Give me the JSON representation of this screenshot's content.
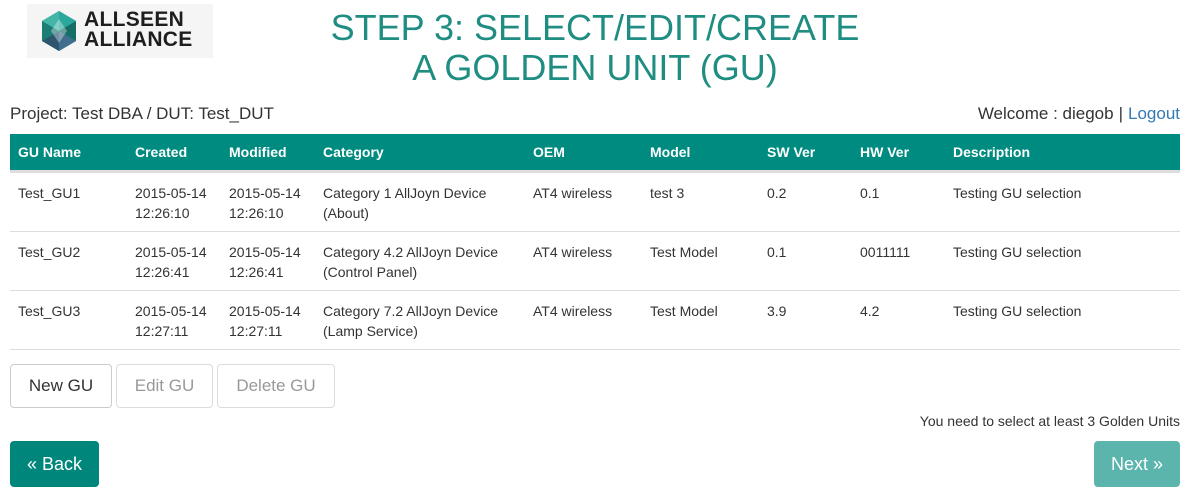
{
  "logo": {
    "line1": "ALLSEEN",
    "line2": "ALLIANCE"
  },
  "title": {
    "line1": "STEP 3: SELECT/EDIT/CREATE",
    "line2": "A GOLDEN UNIT (GU)"
  },
  "project_line": "Project: Test DBA / DUT: Test_DUT",
  "welcome": {
    "text": "Welcome : diegob",
    "separator": "|",
    "logout": "Logout"
  },
  "table": {
    "headers": [
      "GU Name",
      "Created",
      "Modified",
      "Category",
      "OEM",
      "Model",
      "SW Ver",
      "HW Ver",
      "Description"
    ],
    "rows": [
      {
        "name": "Test_GU1",
        "created_date": "2015-05-14",
        "created_time": "12:26:10",
        "modified_date": "2015-05-14",
        "modified_time": "12:26:10",
        "category_line1": "Category 1 AllJoyn Device",
        "category_line2": "(About)",
        "oem": "AT4 wireless",
        "model": "test 3",
        "sw_ver": "0.2",
        "hw_ver": "0.1",
        "description": "Testing GU selection"
      },
      {
        "name": "Test_GU2",
        "created_date": "2015-05-14",
        "created_time": "12:26:41",
        "modified_date": "2015-05-14",
        "modified_time": "12:26:41",
        "category_line1": "Category 4.2 AllJoyn Device",
        "category_line2": "(Control Panel)",
        "oem": "AT4 wireless",
        "model": "Test Model",
        "sw_ver": "0.1",
        "hw_ver": "0011111",
        "description": "Testing GU selection"
      },
      {
        "name": "Test_GU3",
        "created_date": "2015-05-14",
        "created_time": "12:27:11",
        "modified_date": "2015-05-14",
        "modified_time": "12:27:11",
        "category_line1": "Category 7.2 AllJoyn Device",
        "category_line2": "(Lamp Service)",
        "oem": "AT4 wireless",
        "model": "Test Model",
        "sw_ver": "3.9",
        "hw_ver": "4.2",
        "description": "Testing GU selection"
      }
    ]
  },
  "actions": {
    "new": "New GU",
    "edit": "Edit GU",
    "delete": "Delete GU"
  },
  "hint": "You need to select at least 3 Golden Units",
  "nav": {
    "back": "« Back",
    "next": "Next »"
  },
  "colors": {
    "brand_teal": "#008b80",
    "title_teal": "#1f8d82",
    "link_blue": "#337ab7",
    "next_disabled": "#5bb5ad"
  }
}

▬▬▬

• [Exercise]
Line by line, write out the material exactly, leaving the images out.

• [Solved problem]
Give me the JSON representation of this screenshot's content.
{
  "logo": {
    "line1": "ALLSEEN",
    "line2": "ALLIANCE"
  },
  "title": {
    "line1": "STEP 3: SELECT/EDIT/CREATE",
    "line2": "A GOLDEN UNIT (GU)"
  },
  "project_line": "Project: Test DBA / DUT: Test_DUT",
  "welcome": {
    "text": "Welcome : diegob",
    "separator": "|",
    "logout": "Logout"
  },
  "table": {
    "headers": [
      "GU Name",
      "Created",
      "Modified",
      "Category",
      "OEM",
      "Model",
      "SW Ver",
      "HW Ver",
      "Description"
    ],
    "rows": [
      {
        "name": "Test_GU1",
        "created_date": "2015-05-14",
        "created_time": "12:26:10",
        "modified_date": "2015-05-14",
        "modified_time": "12:26:10",
        "category_line1": "Category 1 AllJoyn Device",
        "category_line2": "(About)",
        "oem": "AT4 wireless",
        "model": "test 3",
        "sw_ver": "0.2",
        "hw_ver": "0.1",
        "description": "Testing GU selection"
      },
      {
        "name": "Test_GU2",
        "created_date": "2015-05-14",
        "created_time": "12:26:41",
        "modified_date": "2015-05-14",
        "modified_time": "12:26:41",
        "category_line1": "Category 4.2 AllJoyn Device",
        "category_line2": "(Control Panel)",
        "oem": "AT4 wireless",
        "model": "Test Model",
        "sw_ver": "0.1",
        "hw_ver": "0011111",
        "description": "Testing GU selection"
      },
      {
        "name": "Test_GU3",
        "created_date": "2015-05-14",
        "created_time": "12:27:11",
        "modified_date": "2015-05-14",
        "modified_time": "12:27:11",
        "category_line1": "Category 7.2 AllJoyn Device",
        "category_line2": "(Lamp Service)",
        "oem": "AT4 wireless",
        "model": "Test Model",
        "sw_ver": "3.9",
        "hw_ver": "4.2",
        "description": "Testing GU selection"
      }
    ]
  },
  "actions": {
    "new": "New GU",
    "edit": "Edit GU",
    "delete": "Delete GU"
  },
  "hint": "You need to select at least 3 Golden Units",
  "nav": {
    "back": "« Back",
    "next": "Next »"
  },
  "colors": {
    "brand_teal": "#008b80",
    "title_teal": "#1f8d82",
    "link_blue": "#337ab7",
    "next_disabled": "#5bb5ad"
  }
}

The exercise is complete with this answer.